It has been just two weeks since Justice Samuel Alito’s draft opinion in the case of Dobbs v. Jackson Women’s Health Organization was leaked to Politico. However, the left is already in absolute meltdown mode, claiming the potential ruling could usher in a return to the Dark Ages, in which women’s rights (among other groups) will be put in peril.
This is fearmongering and hyperbole at its worst. Moreover, it is simply not true.
In essence, Alito’s draft opinion argues that the court erred in its 1973 ruling in Roe v. Wade, in which it claimed abortion was a constitutionally guaranteed right. Therefore, Alito and the four justices who agree with him (as of the writing), argue that the issue should be decided by the states and Congress.
In other words, Alito and company are making a valid case for the preservation of federalism, separation of powers, popular sovereignty and republicanism, which are keystones of the American system of government. The draft opinion also argues against the practice of judicial fiat, which was part and parcel to the Roe decision. Yet, that has not stopped fanatical activists and a plethora of Democratic elected officials from making outlandish and false arguments that the potential ruling could have a harmful effect on women’s rights.
Many on the left are claiming that the potential overturning of Roe will mean that women will no longer have access to what they deem “reproductive rights.” Yet, that is an utterly dishonest premise because several states have statutes in place guaranteeing that abortions will continue to be offered even if Roe is overturned.
On the other hand, as would be expected, several other states, based on the will of the people who live there, might determine that they would prefer restrictions on abortion. That is the point of the 10th Amendment, which states, “The powers not delegated to the United States by the Constitution, nor prohibited by it to the States, are reserved to the States respectively, or to the people.”
If a woman happens to reside in a conservative state that prefers restrictions on abortion, nothing is stopping her from traveling (or moving) to a blue state to receive what she desires from a medical perspective. And vice-versa.

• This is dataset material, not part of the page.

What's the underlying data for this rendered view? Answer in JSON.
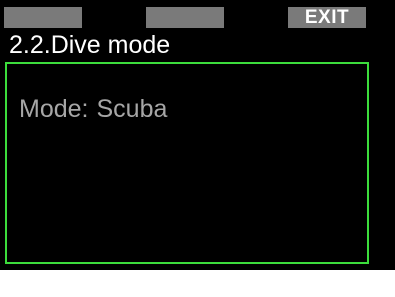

This is the inherent beauty of federalism, what is also referred to as the concept of the “laboratories of democracy.” It is also why our Founding Fathers erected our governing system as they did, so that contentious issues like abortion would not necessarily have to be decided at the federal level.
However, that brings another important point to the table. The “right” to an abortion has not, as of this writing at least, been codified at the federal level. In 1973, the Supreme Court, in what Alito describes as an “egregiously wrong and deeply damaging” ruling, became a super legislature and invented a new constitutional right out of whole cloth.
Obviously, this is not how our system is designed to work. It is up to Congress and the states to pass laws on such issues. The role of the Supreme Court is to determine the constitutionality of said laws. In 1973, this was turned on its head when the Supreme Court usurped the states and Congress and took it upon itself to “legalize” abortion.